Yet, Kishida was extremely keen that Obama experience a trip to the facility, saying, “The museum visit is essential to convey the realities of atomic bombing and radiation exposure.” When Obama made his historic visit to Hiroshima, Kishida spoke with him in English offering explanations about the museum and the Atomic Bomb Dome, among other matters.

In December 2016, Abe and Obama visited Pearl Harbor in Hawaii. Some 70 years after the end of World War II, there was a feeling that a significant chapter had closed on Japan and the United States’ checkered history.

The G7 summit in May will mark the zenith of Kishida’s atomic-bomb-related diplomacy. The prime minister hopes all G7 leaders will visit Hiroshima Peace Memorial Park together and tour the museum.

At the Review Conference of the Parties to the Treaty on the Non-Proliferation of Nuclear Weapons (NPT), held in New York on Monday, Kishida announced Japan’s intention to establish a $10 million U.N. fund to allow the youth of the world to visit Hiroshima and Nagasaki.

During the final session of the G7 summit held in Elmau, Germany, on June 28, Kishida spoke passionately, saying, “Next year, we’ll demonstrate the G7’s resolve to disallow threats of nuclear arms use and any attempt to overthrow the international order.”

Russia has suggested using nuclear weaponry as part of its ongoing military aggression in Ukraine. Public opinion in the United States and European countries suggests growing fears that nuclear weapons will be used at some point in the future. It appears the momentum geared toward nuclear disarmament may have plateaued. China is increasing its nuclear buildup to keep step with the United States and Russia.

Kishida is aware that his advocations come amid difficult times. Nonetheless, he intends to share with other G7 leaders the feelings of people in atomic-bombed areas and his belief in the need for nuclear disarmament.
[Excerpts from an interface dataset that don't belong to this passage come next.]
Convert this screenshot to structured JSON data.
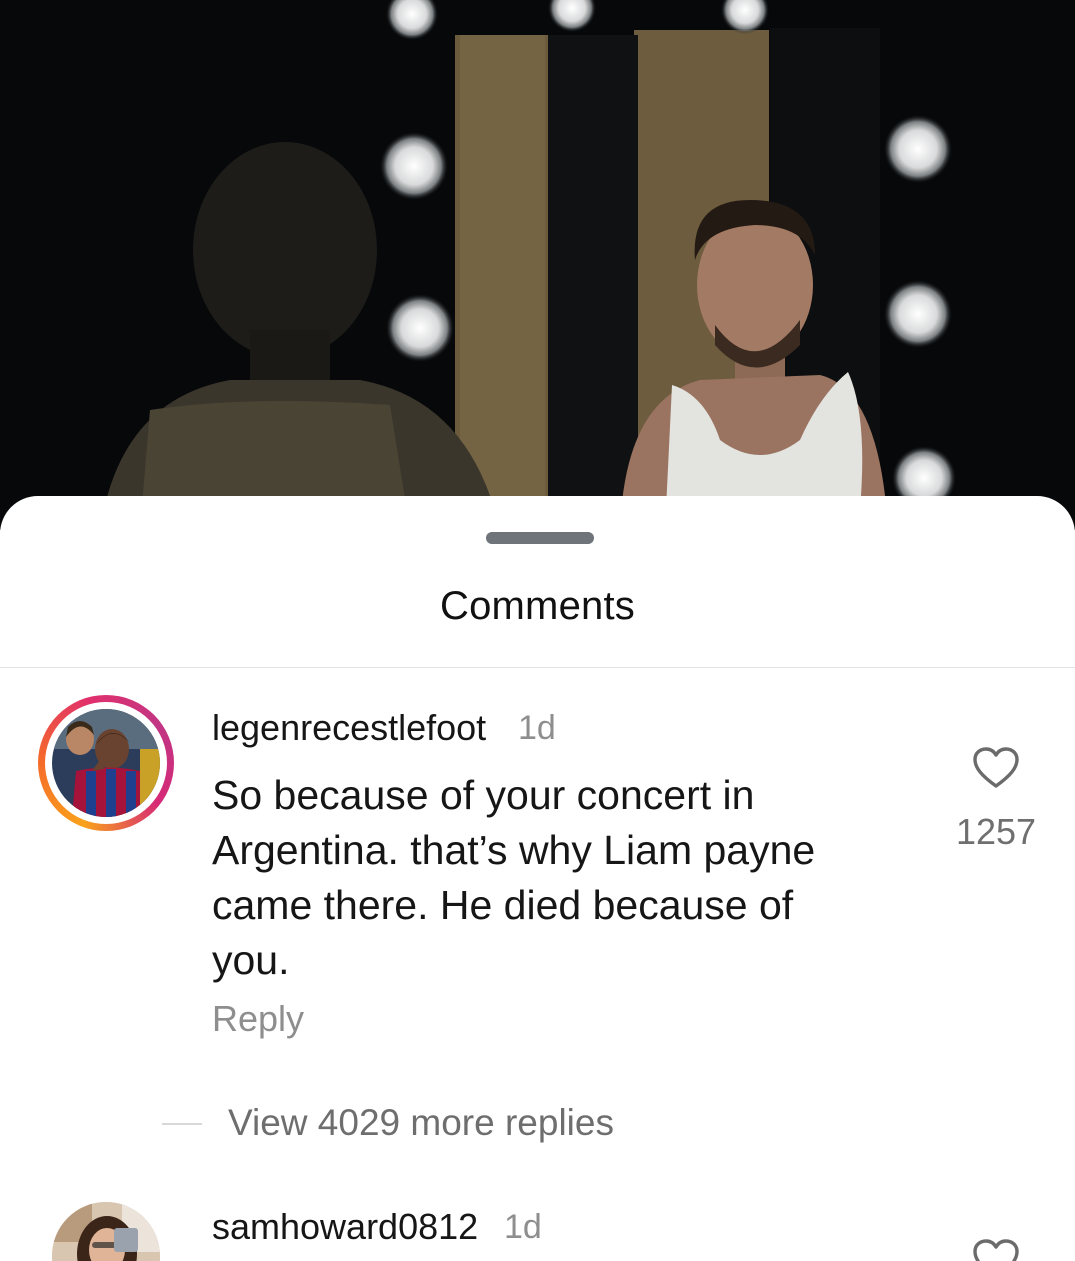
{
  "sheet": {
    "title": "Comments"
  },
  "comments": [
    {
      "username": "legenrecestlefoot",
      "time": "1d",
      "text": "So because of your concert in Argentina. that’s why Liam payne came there. He died because of you.",
      "reply_label": "Reply",
      "likes": "1257",
      "view_replies": "View 4029 more replies",
      "avatar_icon": "avatar-story-ring-icon"
    },
    {
      "username": "samhoward0812",
      "time": "1d",
      "avatar_icon": "avatar-icon"
    }
  ],
  "icons": {
    "like": "heart-outline-icon",
    "grabber": "sheet-grabber"
  },
  "colors": {
    "story_ring": [
      "#f9a21b",
      "#e1306c",
      "#c13584"
    ],
    "secondary_text": "#8e8e8e",
    "primary_text": "#161616"
  }
}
“Rather than simply giving up because it won’t yield results, I’ll give it my all to produce results,” Kishida reportedly told people close to him recently.